Lee is in the third year of his rookie deal with a team option for $2.2 million next year and then a qualifying offer of $3.2 million for 2012-2013. Basically, over the next two years combined, Lee is making half of what Ariza will make in 2010-2011 alone. So in short, the Rockets traded an overpaid, complementary guy with four years left on a bad deal for a third-year guy who's probably hungry to be back on a potential winner (I'd imagine the Orlando to New Jersey transition is probably soul crushing) and whose salary is very manageable for at least two more seasons (ADD: Reported by Marc Spears of Yahoo, Rockets are also getting a $6 million trade exception in the deal, too. The deal keeps getting better!).
QUICK HITS ON EVERYONE ELSE IN THE DEAL:
New Jersey: Solid deal for the Nets. They get a versatile big who can rebound and extend the floor in Troy Murphy (who happens to be from Morristown, NJ). If they decide it's not working out, his nearly $12 million expiring contract will be a valuable chip come trade deadline.

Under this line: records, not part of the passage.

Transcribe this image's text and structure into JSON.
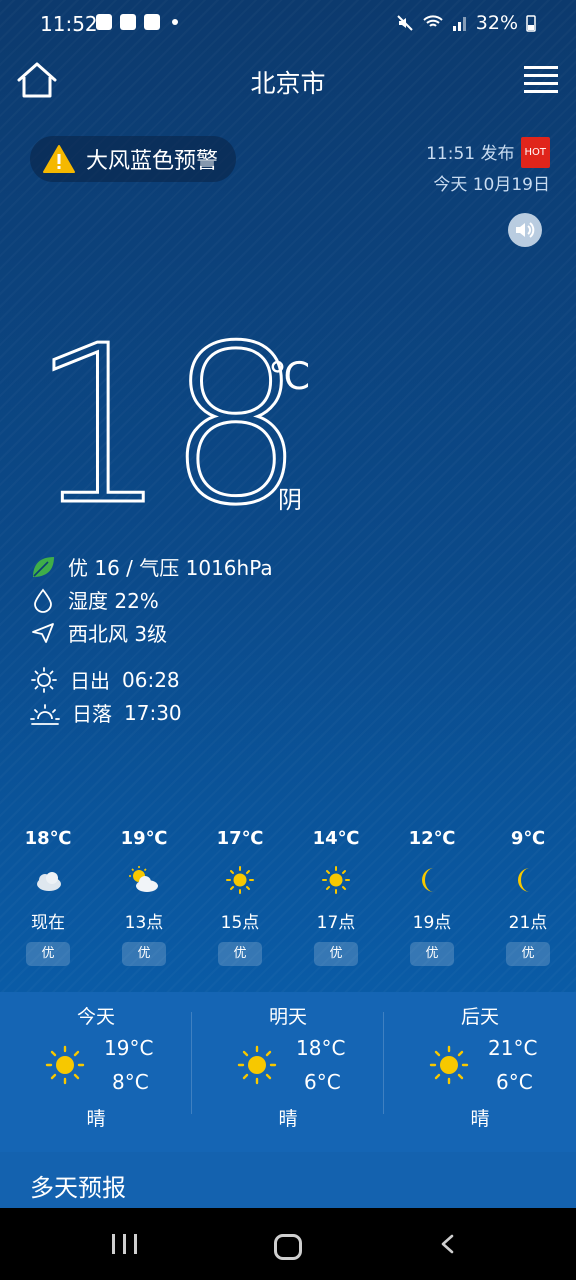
{
  "status_bar": {
    "time": "11:52",
    "battery": "32%"
  },
  "header": {
    "city": "北京市"
  },
  "alert": {
    "text": "大风蓝色预警",
    "publish_time": "11:51 发布",
    "hot_badge": "HOT",
    "date": "今天 10月19日"
  },
  "current": {
    "temperature": "18",
    "unit": "℃",
    "condition": "阴",
    "aqi_pressure": "优 16 / 气压 1016hPa",
    "humidity": "湿度 22%",
    "wind": "西北风 3级",
    "sunrise_label": "日出",
    "sunrise_time": "06:28",
    "sunset_label": "日落",
    "sunset_time": "17:30"
  },
  "hourly": [
    {
      "temp": "18℃",
      "hour": "现在",
      "quality": "优",
      "icon": "cloudy-icon"
    },
    {
      "temp": "19℃",
      "hour": "13点",
      "quality": "优",
      "icon": "partly-cloudy-icon"
    },
    {
      "temp": "17℃",
      "hour": "15点",
      "quality": "优",
      "icon": "sun-icon"
    },
    {
      "temp": "14℃",
      "hour": "17点",
      "quality": "优",
      "icon": "sun-icon"
    },
    {
      "temp": "12℃",
      "hour": "19点",
      "quality": "优",
      "icon": "moon-icon"
    },
    {
      "temp": "9℃",
      "hour": "21点",
      "quality": "优",
      "icon": "moon-icon"
    }
  ],
  "days": [
    {
      "name": "今天",
      "high": "19°C",
      "low": "8°C",
      "desc": "晴",
      "icon": "sun-icon"
    },
    {
      "name": "明天",
      "high": "18°C",
      "low": "6°C",
      "desc": "晴",
      "icon": "sun-icon"
    },
    {
      "name": "后天",
      "high": "21°C",
      "low": "6°C",
      "desc": "晴",
      "icon": "sun-icon"
    }
  ],
  "multi_day": {
    "title": "多天预报"
  },
  "colors": {
    "accent_sun": "#f7c800",
    "hot_red": "#e0251b",
    "aqi_green": "#3fae49"
  }
}
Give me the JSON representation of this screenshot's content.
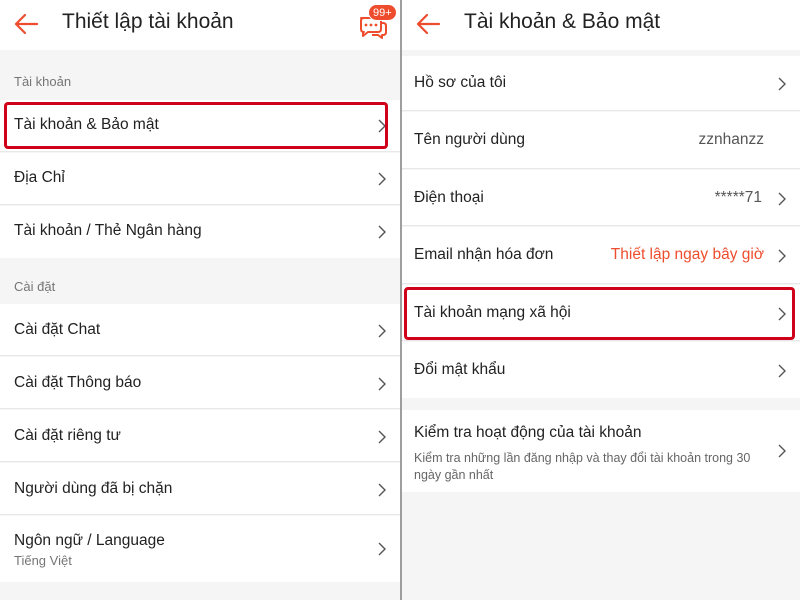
{
  "left": {
    "title": "Thiết lập tài khoản",
    "badge": "99+",
    "icons": {
      "back": "back-arrow-icon",
      "chat": "chat-bubbles-icon"
    },
    "section_account": "Tài khoản",
    "account_items": [
      "Tài khoản & Bảo mật",
      "Địa Chỉ",
      "Tài khoản / Thẻ Ngân hàng"
    ],
    "section_settings": "Cài đặt",
    "settings_items": [
      "Cài đặt Chat",
      "Cài đặt Thông báo",
      "Cài đặt riêng tư",
      "Người dùng đã bị chặn"
    ],
    "language": {
      "label": "Ngôn ngữ / Language",
      "value": "Tiếng Việt"
    }
  },
  "right": {
    "title": "Tài khoản & Bảo mật",
    "icons": {
      "back": "back-arrow-icon"
    },
    "items": {
      "profile": "Hồ sơ của tôi",
      "username_label": "Tên người dùng",
      "username_value": "zznhanzz",
      "phone_label": "Điện thoại",
      "phone_value": "*****71",
      "email_label": "Email nhận hóa đơn",
      "email_value": "Thiết lập ngay bây giờ",
      "social": "Tài khoản mạng xã hội",
      "password": "Đổi mật khẩu"
    },
    "activity": {
      "title": "Kiểm tra hoạt động của tài khoản",
      "desc": "Kiểm tra những lần đăng nhập và thay đổi tài khoản trong 30 ngày gần nhất"
    }
  },
  "colors": {
    "accent": "#ee4d2d",
    "highlight": "#d0021b",
    "background": "#f5f5f5"
  }
}
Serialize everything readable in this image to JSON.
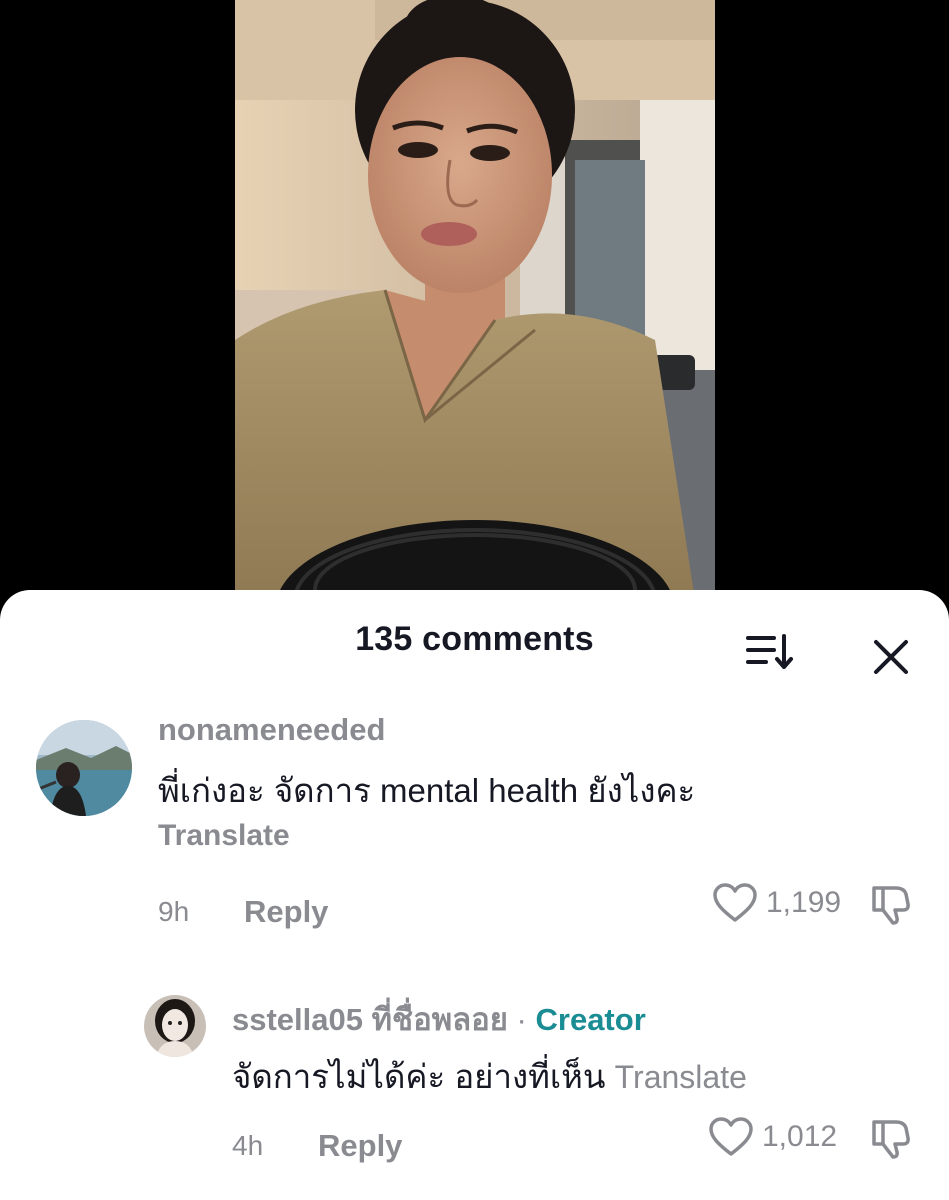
{
  "comments_sheet": {
    "title": "135 comments",
    "sort_icon": "sort-icon",
    "close_icon": "close-icon"
  },
  "comments": [
    {
      "username": "nonameneeded",
      "text": "พี่เก่งอะ จัดการ mental health ยังไงคะ",
      "translate": "Translate",
      "time": "9h",
      "reply": "Reply",
      "likes": "1,199"
    }
  ],
  "replies": [
    {
      "username": "sstella05 ที่ชื่อพลอย",
      "separator": "·",
      "badge": "Creator",
      "text": "จัดการไม่ได้ค่ะ อย่างที่เห็น",
      "translate": "Translate",
      "time": "4h",
      "reply": "Reply",
      "likes": "1,012"
    }
  ],
  "colors": {
    "creator_badge": "#1a8c94",
    "secondary_text": "#8a8b91",
    "primary_text": "#161823"
  }
}
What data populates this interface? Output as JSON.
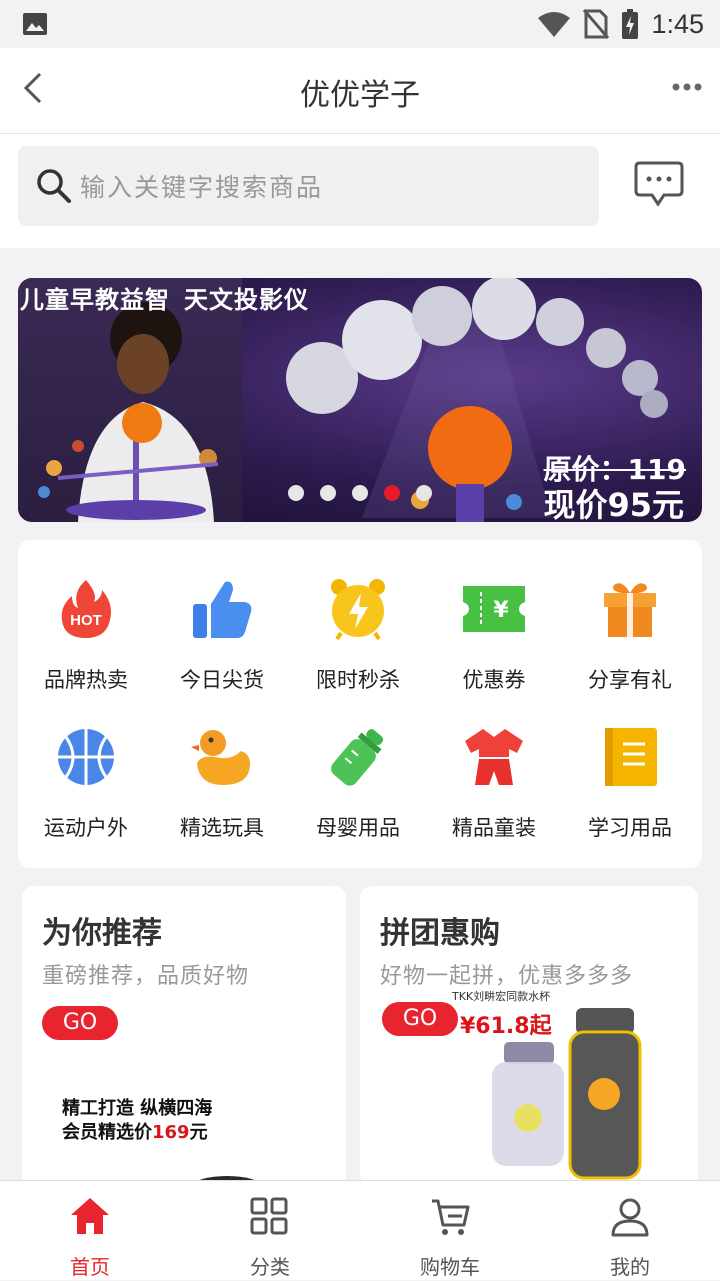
{
  "status_bar": {
    "time": "1:45"
  },
  "header": {
    "title": "优优学子"
  },
  "search": {
    "placeholder": "输入关键字搜索商品"
  },
  "banner": {
    "headline_left": "儿童早教益智",
    "headline_right": "天文投影仪",
    "original_price": "原价：119",
    "current_price": "现价95元",
    "dot_count": 5,
    "active_dot": 3
  },
  "categories": [
    {
      "label": "品牌热卖",
      "icon": "hot-icon"
    },
    {
      "label": "今日尖货",
      "icon": "thumbs-up-icon"
    },
    {
      "label": "限时秒杀",
      "icon": "alarm-clock-icon"
    },
    {
      "label": "优惠券",
      "icon": "coupon-icon"
    },
    {
      "label": "分享有礼",
      "icon": "gift-icon"
    },
    {
      "label": "运动户外",
      "icon": "basketball-icon"
    },
    {
      "label": "精选玩具",
      "icon": "duck-icon"
    },
    {
      "label": "母婴用品",
      "icon": "baby-bottle-icon"
    },
    {
      "label": "精品童装",
      "icon": "kids-clothes-icon"
    },
    {
      "label": "学习用品",
      "icon": "notebook-icon"
    }
  ],
  "cards": {
    "recommend": {
      "title": "为你推荐",
      "subtitle": "重磅推荐，品质好物",
      "go": "GO",
      "promo_line1": "精工打造 纵横四海",
      "promo_line2_prefix": "会员精选价",
      "promo_price": "169",
      "promo_unit": "元"
    },
    "group_buy": {
      "title": "拼团惠购",
      "subtitle": "好物一起拼，优惠多多多",
      "go": "GO",
      "product_caption": "TKK刘畊宏同款水杯",
      "product_price": "¥61.8起"
    }
  },
  "bottom_nav": [
    {
      "label": "首页",
      "icon": "home-icon",
      "active": true
    },
    {
      "label": "分类",
      "icon": "grid-icon",
      "active": false
    },
    {
      "label": "购物车",
      "icon": "cart-icon",
      "active": false
    },
    {
      "label": "我的",
      "icon": "user-icon",
      "active": false
    }
  ],
  "colors": {
    "accent": "#e8252f",
    "dot_active": "#e8192c"
  }
}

Indiana: Clearly, between this deal and the reported buyout of T.J. Ford, the Pacers believe they've found their point guard of the future in Collison, who performed very well when Chris Paul went down with an injury last season. Posey is a throw in who's always been more valuable on better teams, so whatever.
New Orleans: Good thing for the Rockets someone is still buying into the Ariza hype. On the surface, this appears to be a "See, Chris! We'll spend to bring in players to complement you!" move by the Hornets to show Chris Paul they're committed to winning and spending to win. I'm not sure how a bad contract (Ariza's) for the Rockets is a good contract for this Hornets team. if they're trying to get Chris Paul's wandering eyes to focus on New Orleans, Trevor Ariza is basically a fat chick at the beach. Hornets' management is going to have to do better than that. Not to mention that if they do decide to give in and trade Paul, they just traded their next chance at a potential point guard of the future in Collison. Mardi Gras clearly started early, and the Hornets are shitfaced.
SUMMARY: The Rockets probably have a better balance to their roster now after this deal, got better defensively, dumped a bad contract, and saved a bunch of Les Alexander's money. Now, all we need is for Isiah Thomas to get re-hired by the Knicks so those two first round picks of theirs get maximized, and this will be a great day!
Wait...what's that?...they did?....Isiah?.....Really?......BWAHAHAHAHA!!!! (UPDATE: I got cocky. Two hours after this post went up, Isiah Thomas rescinded his acceptance of the Knicks consulting position. Terrible jinx by me. Sorry, Rockets fans...)
Listen to Sean Pendergast on 1560 The Game from 3-7 p.m. on the "Sean & John Show" and follow him on Twitter at http://twitter.com/SeanCablinasian.